Allow me to tell you about a wonderful documentary series I came across a little over a year ago.
The show was called “Meet The Romans,” and it was hosted by Mary Beard, professor of classics at Cambridge University.
In this series, Mary Beard educates us on all the epitaphs found in and around Rome.
And what is so special about all these epitaphs?
Mary tells us they are ancient voices from the humanity that occupied Rome.
This fascinates me.
I am not one to be easily engaged in discussions over war and strategy but rather how life must’ve been way back when.
However, should you ever want to compare notes on the lifestyles of the rich, poor and ancient, I will happily oblige.
Insight. I’m always looking for more and more insight.
And these epitaphs have it all.
This is quite unlike the headstones in today’s cemeteries which would give only the name, the date of birth, date of death and perhaps a quote. Maybe even a picture.
I am utterly amazed at the way Mary Beard can take an ancient stone and transform it into the life history of a person who lived 2000 years ago.
From a simple epitaph she can ascertain lifespan, the occupation, cause of death, age, if they had a partner, or any ailments they might have had.
All that from a headstone etched in Latin.
Now, I am not a teacher or archeologist.
However, I do sort mail for for a living, which from time to time allows me to glean some insight here and there.
Recently, I came across a magazine published for funeral homes.
What caught my attention on the front page is a revolutionary new idea.
Or so I thought…
Until I remembered Mary Beard’s “Meet The Romans” series…
What is available now to those who of course are willing to pay for it, is a headstone that includes an embedded barcode of sorts. When scanned with a handheld device like an iPhone or an iPad it will automatically provide information on who the deceased was and any other information that their family has allowed to be made available to the general public.

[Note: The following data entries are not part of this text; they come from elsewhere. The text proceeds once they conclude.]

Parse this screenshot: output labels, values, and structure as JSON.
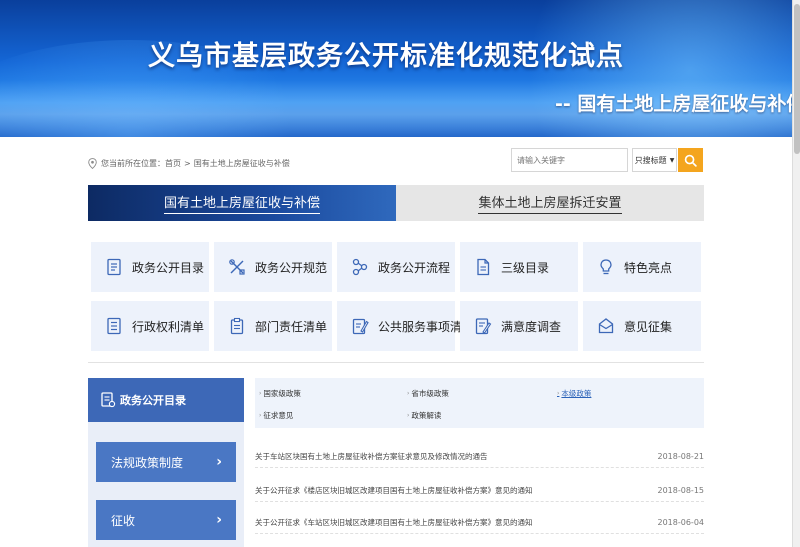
{
  "banner": {
    "title": "义乌市基层政务公开标准化规范化试点",
    "subtitle": "-- 国有土地上房屋征收与补偿"
  },
  "breadcrumb": {
    "prefix": "您当前所在位置：",
    "home": "首页",
    "separator": ">",
    "current": "国有土地上房屋征收与补偿"
  },
  "search": {
    "placeholder": "请输入关键字",
    "scope": "只搜标题",
    "button_icon": "search-icon"
  },
  "tabs": [
    {
      "label": "国有土地上房屋征收与补偿",
      "active": true
    },
    {
      "label": "集体土地上房屋拆迁安置",
      "active": false
    }
  ],
  "grid": [
    {
      "label": "政务公开目录",
      "icon": "document-list-icon"
    },
    {
      "label": "政务公开规范",
      "icon": "tools-icon"
    },
    {
      "label": "政务公开流程",
      "icon": "flow-icon"
    },
    {
      "label": "三级目录",
      "icon": "document-icon"
    },
    {
      "label": "特色亮点",
      "icon": "lightbulb-icon"
    },
    {
      "label": "行政权利清单",
      "icon": "list-icon"
    },
    {
      "label": "部门责任清单",
      "icon": "clipboard-icon"
    },
    {
      "label": "公共服务事项清单",
      "icon": "edit-document-icon"
    },
    {
      "label": "满意度调查",
      "icon": "survey-icon"
    },
    {
      "label": "意见征集",
      "icon": "mailbox-icon"
    }
  ],
  "sidebar": {
    "header": "政务公开目录",
    "items": [
      {
        "label": "法规政策制度"
      },
      {
        "label": "征收"
      }
    ]
  },
  "categories": [
    {
      "label": "国家级政策",
      "active": false
    },
    {
      "label": "省市级政策",
      "active": false
    },
    {
      "label": "本级政策",
      "active": true
    },
    {
      "label": "征求意见",
      "active": false
    },
    {
      "label": "政策解读",
      "active": false
    }
  ],
  "news": [
    {
      "title": "关于车站区块国有土地上房屋征收补偿方案征求意见及修改情况的通告",
      "date": "2018-08-21"
    },
    {
      "title": "关于公开征求《楼店区块旧城区改建项目国有土地上房屋征收补偿方案》意见的通知",
      "date": "2018-08-15"
    },
    {
      "title": "关于公开征求《车站区块旧城区改建项目国有土地上房屋征收补偿方案》意见的通知",
      "date": "2018-06-04"
    }
  ],
  "colors": {
    "accent_orange": "#f4a51e",
    "tab_active": "#1b4a9e",
    "sidebar_blue": "#3d68b7",
    "tile_bg": "#edf2fb"
  }
}
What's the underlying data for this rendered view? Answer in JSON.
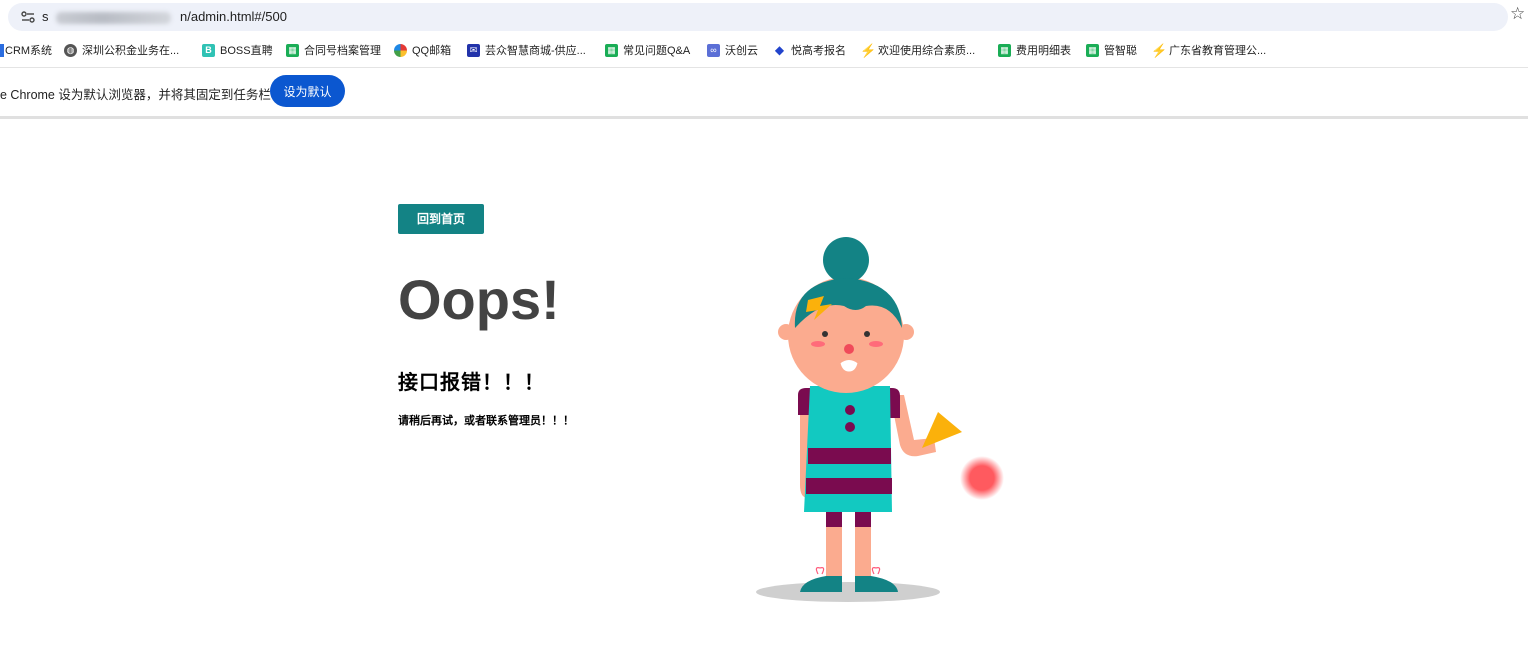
{
  "browser": {
    "url_prefix": "s",
    "url_suffix": "n/admin.html#/500",
    "bookmarks": [
      {
        "label": "CRM系统",
        "icon": "crm-icon"
      },
      {
        "label": "深圳公积金业务在...",
        "icon": "globe-icon"
      },
      {
        "label": "BOSS直聘",
        "icon": "boss-icon",
        "glyph": "B"
      },
      {
        "label": "合同号档案管理",
        "icon": "sheet-icon"
      },
      {
        "label": "QQ邮箱",
        "icon": "qq-mail-icon"
      },
      {
        "label": "芸众智慧商城-供应...",
        "icon": "yunzhong-icon"
      },
      {
        "label": "常见问题Q&A",
        "icon": "sheet-icon"
      },
      {
        "label": "沃创云",
        "icon": "wochuang-icon"
      },
      {
        "label": "悦高考报名",
        "icon": "diamond-icon"
      },
      {
        "label": "欢迎使用综合素质...",
        "icon": "runner-icon"
      },
      {
        "label": "费用明细表",
        "icon": "sheet-icon"
      },
      {
        "label": "管智聪",
        "icon": "sheet-icon"
      },
      {
        "label": "广东省教育管理公...",
        "icon": "runner-icon"
      }
    ]
  },
  "default_banner": {
    "text": "e Chrome 设为默认浏览器，并将其固定到任务栏",
    "button_label": "设为默认"
  },
  "error_page": {
    "home_button_label": "回到首页",
    "title": "Oops!",
    "headline": "接口报错！！！",
    "subline": "请稍后再试，或者联系管理员！！！"
  },
  "colors": {
    "teal": "#138385",
    "dress": "#12c9c1",
    "stripe": "#7a0b4f",
    "skin": "#fbab8f",
    "flag": "#fbb10b",
    "ball": "#ff5a5f",
    "banner_button": "#0b57d0"
  }
}
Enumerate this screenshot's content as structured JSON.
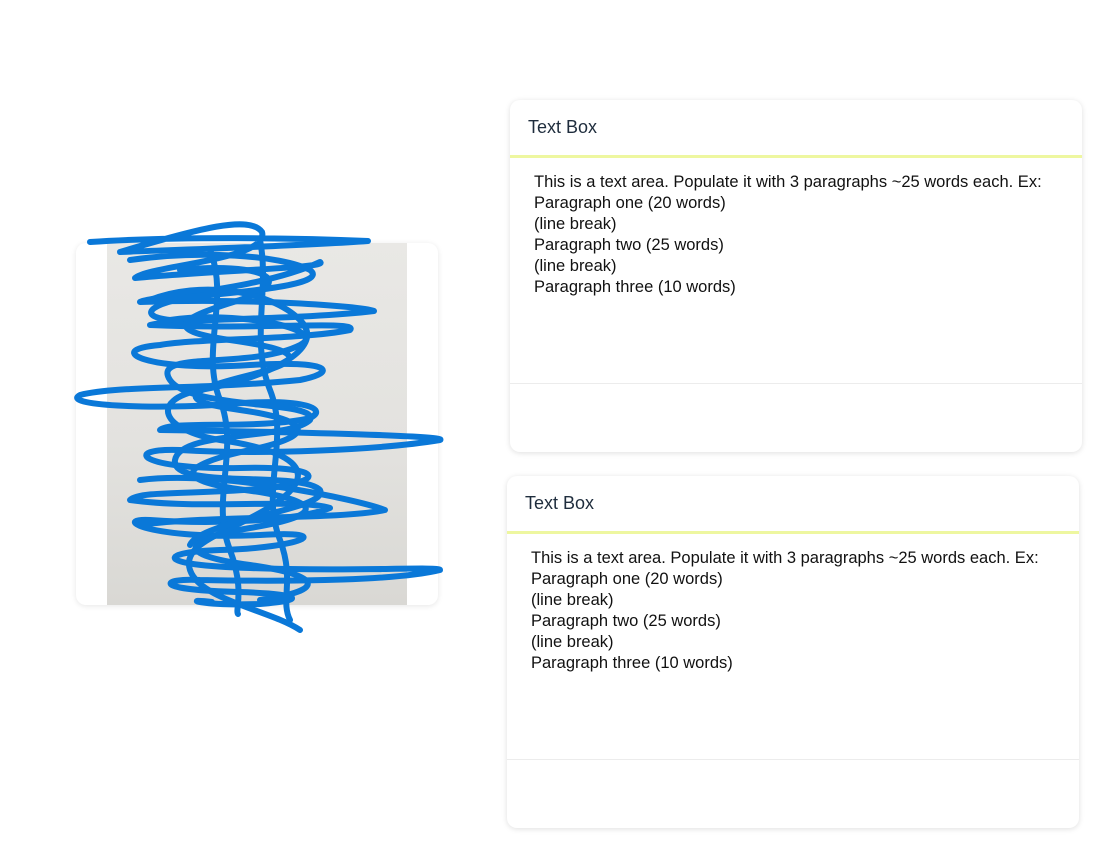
{
  "image_card": {
    "alt": "scribbled-out photo"
  },
  "text_boxes": [
    {
      "title": "Text Box",
      "body": "This is a text area. Populate it with 3 paragraphs ~25 words each. Ex:\nParagraph one (20 words)\n(line break)\nParagraph two (25 words)\n(line break)\nParagraph three (10 words)"
    },
    {
      "title": "Text Box",
      "body": "This is a text area. Populate it with 3 paragraphs ~25 words each. Ex:\nParagraph one (20 words)\n(line break)\nParagraph two (25 words)\n(line break)\nParagraph three (10 words)"
    }
  ],
  "colors": {
    "scribble": "#0a78d8",
    "header_underline": "#eef7a0"
  }
}
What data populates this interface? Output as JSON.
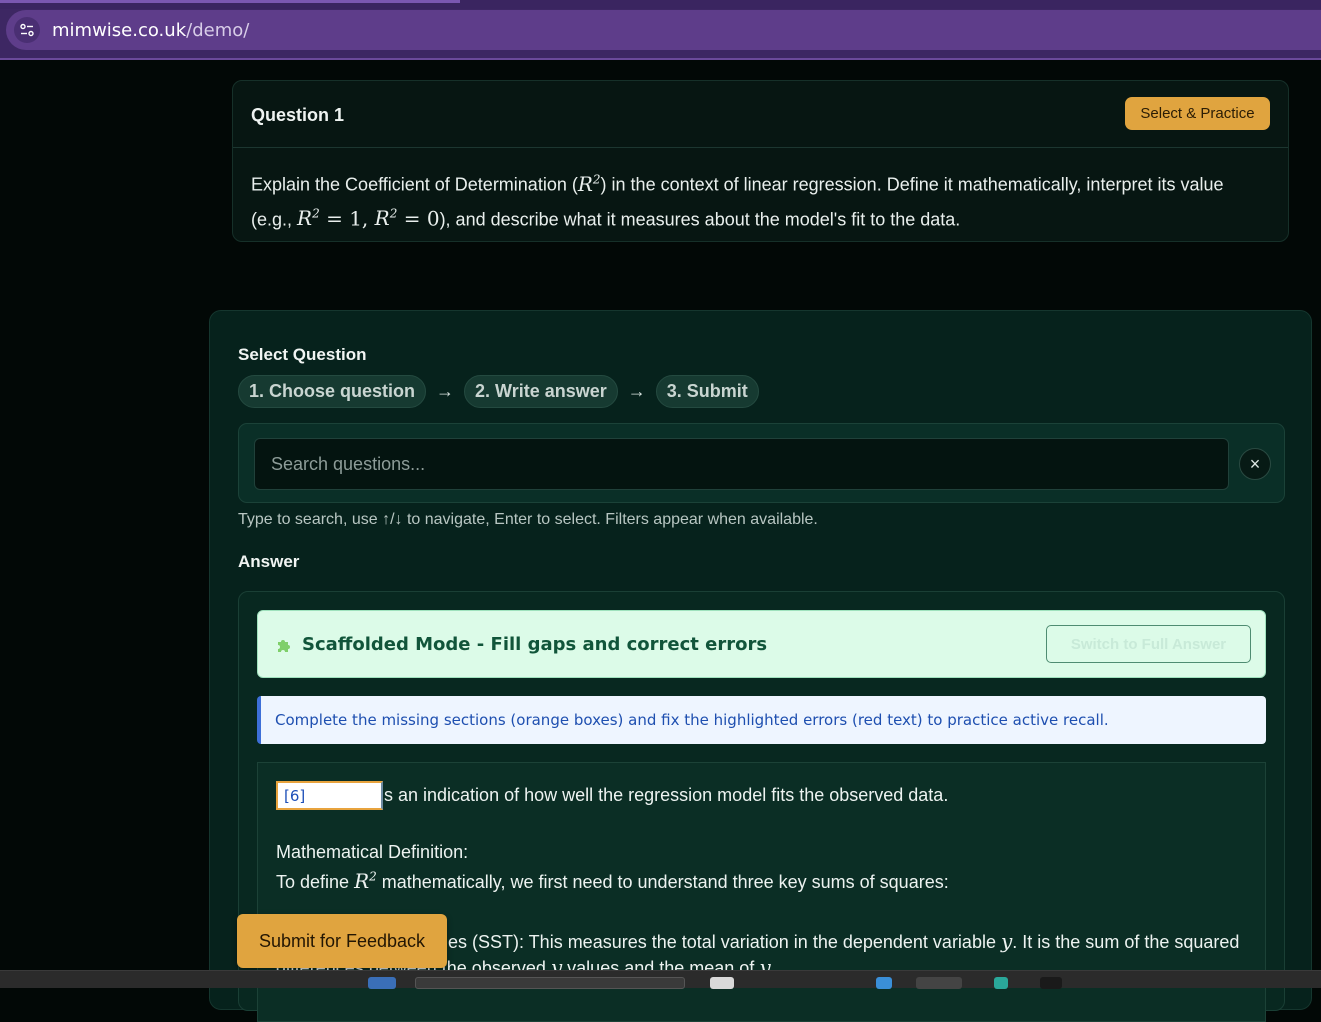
{
  "browser": {
    "url_host": "mimwise.co.uk",
    "url_path": "/demo/"
  },
  "question": {
    "title": "Question 1",
    "select_button": "Select & Practice",
    "text_part1": "Explain the Coefficient of Determination (",
    "text_part2": ") in the context of linear regression. Define it mathematically, interpret its value",
    "text_part3": "(e.g., ",
    "text_part4": "), and describe what it measures about the model's fit to the data."
  },
  "panel": {
    "select_title": "Select Question",
    "steps": [
      "1. Choose question",
      "2. Write answer",
      "3. Submit"
    ],
    "arrow": "→",
    "search_placeholder": "Search questions...",
    "clear_icon": "×",
    "hint": "Type to search, use ↑/↓ to navigate, Enter to select. Filters appear when available.",
    "answer_title": "Answer"
  },
  "answer": {
    "mode_label": "Scaffolded Mode - Fill gaps and correct errors",
    "switch_button": "Switch to Full Answer",
    "info": "Complete the missing sections (orange boxes) and fix the highlighted errors (red text) to practice active recall.",
    "gap_value": "[6]",
    "line1": "s an indication of how well the regression model fits the observed data.",
    "line2": "Mathematical Definition:",
    "line3_a": "To define ",
    "line3_b": " mathematically, we first need to understand three key sums of squares:",
    "line4_a": "es (SST): This measures the total variation in the dependent variable ",
    "line4_b": ". It is the sum of the squared",
    "line5_a": "differences between the observed ",
    "line5_b": " values and the mean of "
  },
  "submit_button": "Submit for Feedback",
  "colors": {
    "accent": "#e0a43f",
    "browser": "#5e3d8a",
    "mode_bg": "#dcfbe8",
    "info_border": "#3d6fd8"
  },
  "icons": [
    "site-settings-icon",
    "close-icon",
    "puzzle-icon"
  ]
}
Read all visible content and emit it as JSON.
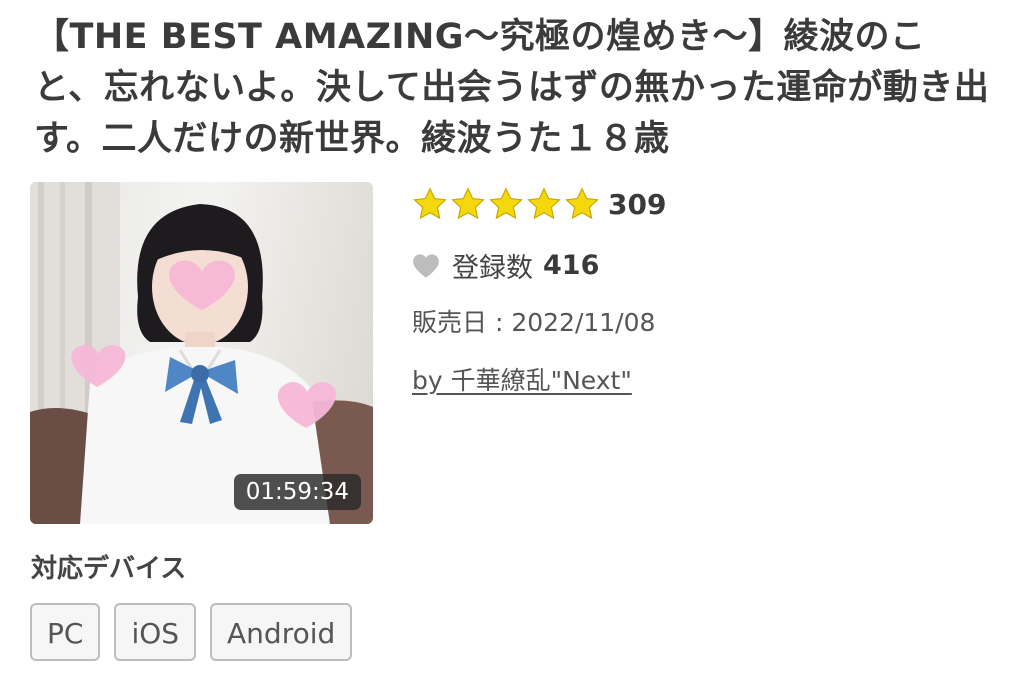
{
  "title": "【THE BEST AMAZING〜究極の煌めき〜】綾波のこと、忘れないよ。決して出会うはずの無かった運命が動き出す。二人だけの新世界。綾波うた１８歳",
  "thumbnail": {
    "duration": "01:59:34"
  },
  "rating": {
    "stars": 5,
    "max": 5,
    "count": "309",
    "star_color": "#f5d80b"
  },
  "favorites": {
    "icon": "heart-icon",
    "label": "登録数",
    "count": "416"
  },
  "release": {
    "text": "販売日 : 2022/11/08"
  },
  "seller": {
    "text": "by 千華繚乱\"Next\""
  },
  "devices": {
    "label": "対応デバイス",
    "items": [
      "PC",
      "iOS",
      "Android"
    ]
  }
}
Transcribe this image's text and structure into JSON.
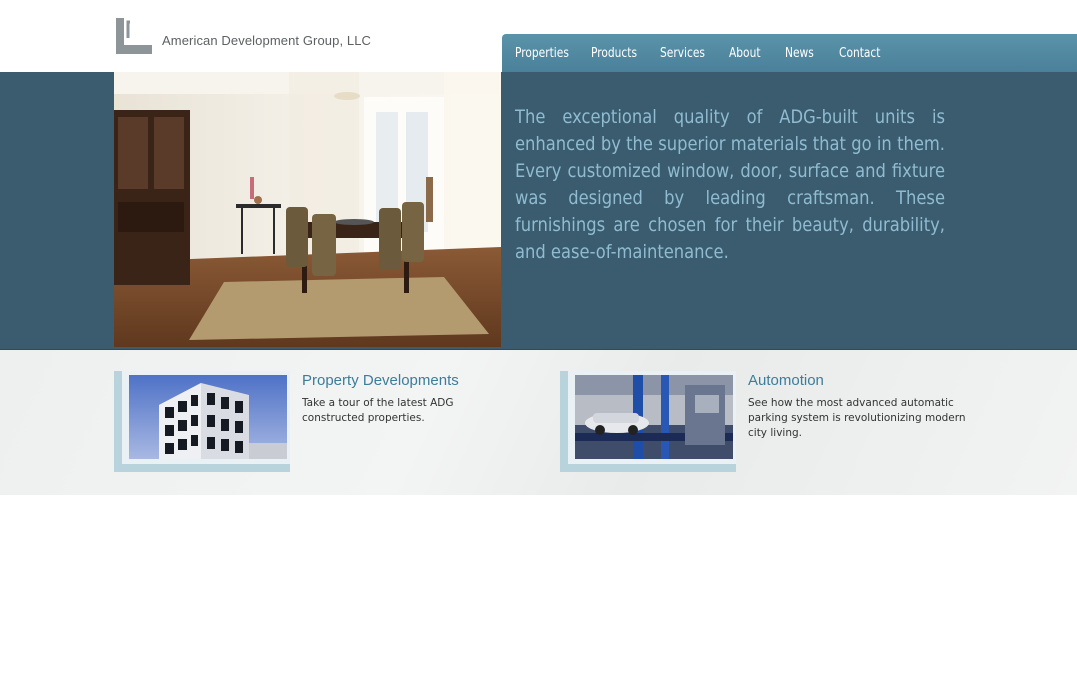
{
  "header": {
    "brand": "American Development Group, LLC"
  },
  "nav": {
    "items": [
      "Properties",
      "Products",
      "Services",
      "About",
      "News",
      "Contact"
    ]
  },
  "hero": {
    "text": "The exceptional quality of ADG-built units is enhanced by the superior materials that go in them. Every customized window, door, surface and fixture was designed by leading craftsman. These furnishings are chosen for their beauty, durability, and ease-of-maintenance."
  },
  "features": [
    {
      "title": "Property Developments",
      "text": "Take a tour of the latest ADG constructed properties."
    },
    {
      "title": "Automotion",
      "text": "See how the most advanced automatic parking system is revolutionizing modern city living."
    }
  ],
  "colors": {
    "nav": "#4a8099",
    "hero_band": "#3b5c6f",
    "hero_text": "#8fbcd1",
    "card_title": "#3c7d99"
  }
}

And so it appears to me that after 2000 years…
We have come full circle.
Thank you Mary Beard.